The installation? This is specifically for tires, using the shocks that the tires experience as the source of energy. Not a remote setting, but still, if you want to put sensors in your tire – for pressure, for example – you really want a wireless, self-sufficient way to do it. The average power generated is at a driving speed of 70 km/h; this, they say, is enough to power a wireless sensor node. I guess that would mean that, at some (unspecified) slower speed, the node would start to fail – depending on batteries or caps or whatever was done to manage and condition the power.

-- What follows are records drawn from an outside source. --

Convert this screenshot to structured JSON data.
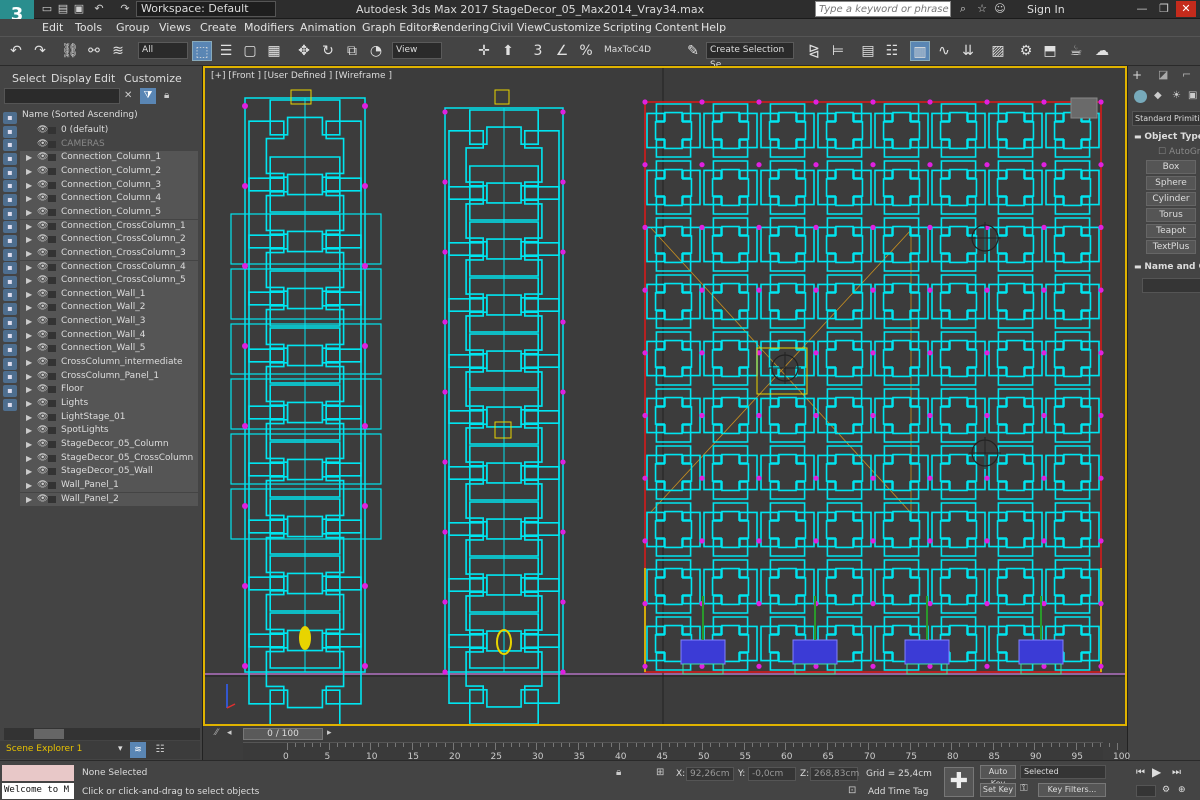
{
  "titlebar": {
    "workspace": "Workspace: Default",
    "title": "Autodesk 3ds Max 2017      StageDecor_05_Max2014_Vray34.max",
    "search_placeholder": "Type a keyword or phrase",
    "signin": "Sign In",
    "win_minimize": "—",
    "win_restore": "❐",
    "win_close": "✕"
  },
  "menu": {
    "items": [
      "Edit",
      "Tools",
      "Group",
      "Views",
      "Create",
      "Modifiers",
      "Animation",
      "Graph Editors",
      "Rendering",
      "Civil View",
      "Customize",
      "Scripting",
      "Content",
      "Help"
    ]
  },
  "toolbar": {
    "selection_filter": "All",
    "ref_coord": "View",
    "maxtoc4d": "MaxToC4D",
    "named_selection": "Create Selection Se"
  },
  "scene_explorer": {
    "menu": [
      "Select",
      "Display",
      "Edit",
      "Customize"
    ],
    "column_header": "Name (Sorted Ascending)",
    "items": [
      "0 (default)",
      "CAMERAS",
      "Connection_Column_1",
      "Connection_Column_2",
      "Connection_Column_3",
      "Connection_Column_4",
      "Connection_Column_5",
      "Connection_CrossColumn_1",
      "Connection_CrossColumn_2",
      "Connection_CrossColumn_3",
      "Connection_CrossColumn_4",
      "Connection_CrossColumn_5",
      "Connection_Wall_1",
      "Connection_Wall_2",
      "Connection_Wall_3",
      "Connection_Wall_4",
      "Connection_Wall_5",
      "CrossColumn_intermediate",
      "CrossColumn_Panel_1",
      "Floor",
      "Lights",
      "LightStage_01",
      "SpotLights",
      "StageDecor_05_Column",
      "StageDecor_05_CrossColumn",
      "StageDecor_05_Wall",
      "Wall_Panel_1",
      "Wall_Panel_2"
    ],
    "footer_label": "Scene Explorer 1"
  },
  "viewport": {
    "label": "[+] [Front ] [User Defined ] [Wireframe ]"
  },
  "command_panel": {
    "category": "Standard Primitives",
    "object_type_head": "Object Type",
    "autogrid": "AutoGrid",
    "buttons": [
      "Box",
      "Sphere",
      "Cylinder",
      "Torus",
      "Teapot",
      "TextPlus"
    ],
    "name_color_head": "Name and Color"
  },
  "timeline": {
    "frame": "0 / 100",
    "ticks": [
      "0",
      "5",
      "10",
      "15",
      "20",
      "25",
      "30",
      "35",
      "40",
      "45",
      "50",
      "55",
      "60",
      "65",
      "70",
      "75",
      "80",
      "85",
      "90",
      "95",
      "100"
    ]
  },
  "status": {
    "maxscript": "Welcome to M",
    "selection": "None Selected",
    "prompt": "Click or click-and-drag to select objects",
    "x_label": "X:",
    "x_value": "92,26cm",
    "y_label": "Y:",
    "y_value": "-0,0cm",
    "z_label": "Z:",
    "z_value": "268,83cm",
    "grid": "Grid = 25,4cm",
    "add_time_tag": "Add Time Tag",
    "auto_key": "Auto Key",
    "set_key": "Set Key",
    "key_mode": "Selected",
    "key_filters": "Key Filters..."
  },
  "colors": {
    "wire_cyan": "#00e5f0",
    "wire_magenta": "#e020e0",
    "frame_red": "#e01818",
    "viewport_border": "#e0b300",
    "wire_blue": "#3b3bd6",
    "wire_yellow": "#e8d400"
  }
}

The peak value can be attained if the vibration frequency is near the resonant frequency of the cantilever in the MEMS unit, which is 1011 Hz. Probably hard to drive the car in a manner that exploits that, but then again, if the node is working, then more power won’t make it work more, so it doesn’t matter. For that application, anyway.

More info can be found in their release.

Leave a Reply

featured blogs
Apr 9, 2021
You probably already know what ISO 26262 is. If you don't, then you can find out in several previous posts: "The Safest Train Is One that Never Leaves the Station" History of ISO 26262... [[ Click on the title to access the full blog on the Cadence Community s...
Apr 8, 2021
We all know the widespread havoc that Covid-19 wreaked in 2020. While the electronics industry in general, and connectors in particular, took an initial hit, the industry rebounded in the second half of 2020 and is rolling into 2021. Travel came to an almost stand-still in 20...
Apr 7, 2021
We explore how EDA tools enable hyper-convergent IC designs, supporting the PPA and yield targets required by advanced 3DICs and SoCs used in AI and HPC. The post Why Hyper-Convergent Chip Designs Call for a New Approach to Circuit Simulation appeared first on From Silicon T...
Apr 5, 2021
Back in November 2019, just a few short months before we all began an enforced… The post Collaboration and innovation thrive on diversity appeared first on Design with Calibre....

featured video

Meeting Cloud Data Bandwidth Requirements with HPC IP

Sponsored by Synopsys

As people continue to work remotely, demands on cloud data centers have never been higher. Chip designers for high-performance computing (HPC) SoCs are looking to new and innovative IP to meet their bandwidth, capacity, and security needs.

Click here for more information

featured paper

Understanding Functional Safety FIT Base Failure Rate Estimates per IEC 62380 and SN 29500

Sponsored by Texas Instruments

Functional safety standards such as IEC 61508 and ISO 26262 require semiconductor device manufacturers to address both systematic and random hardware failures. Base failure rates (BFR) quantify the intrinsic reliability of the semiconductor component while operating under normal environmental conditions. Download our white paper which focuses on two widely accepted techniques to estimate the BFR for semiconductor components; estimates per IEC Technical Report 62380 and SN 29500 respectively.

Click here to download the whitepaper

featured chalk talk

Thermocouple Temperature Sensor Solution

Sponsored by Mouser Electronics and Microchip

When it comes to temperature monitoring and management, industrial applications can be extremely demanding. With temperatures that can range from 270 to 3000 C, consumer-grade temperature probes just don’t cut it. In this episode of Chalk Talk, Amelia Dalton chats with Ezana Haile of Microchip technology about using thermocouples for temperature monitoring in industrial applications.

More information about Microchip Technology MCP9600, MCP96L00, & MCP96RL00 Thermocouple ICs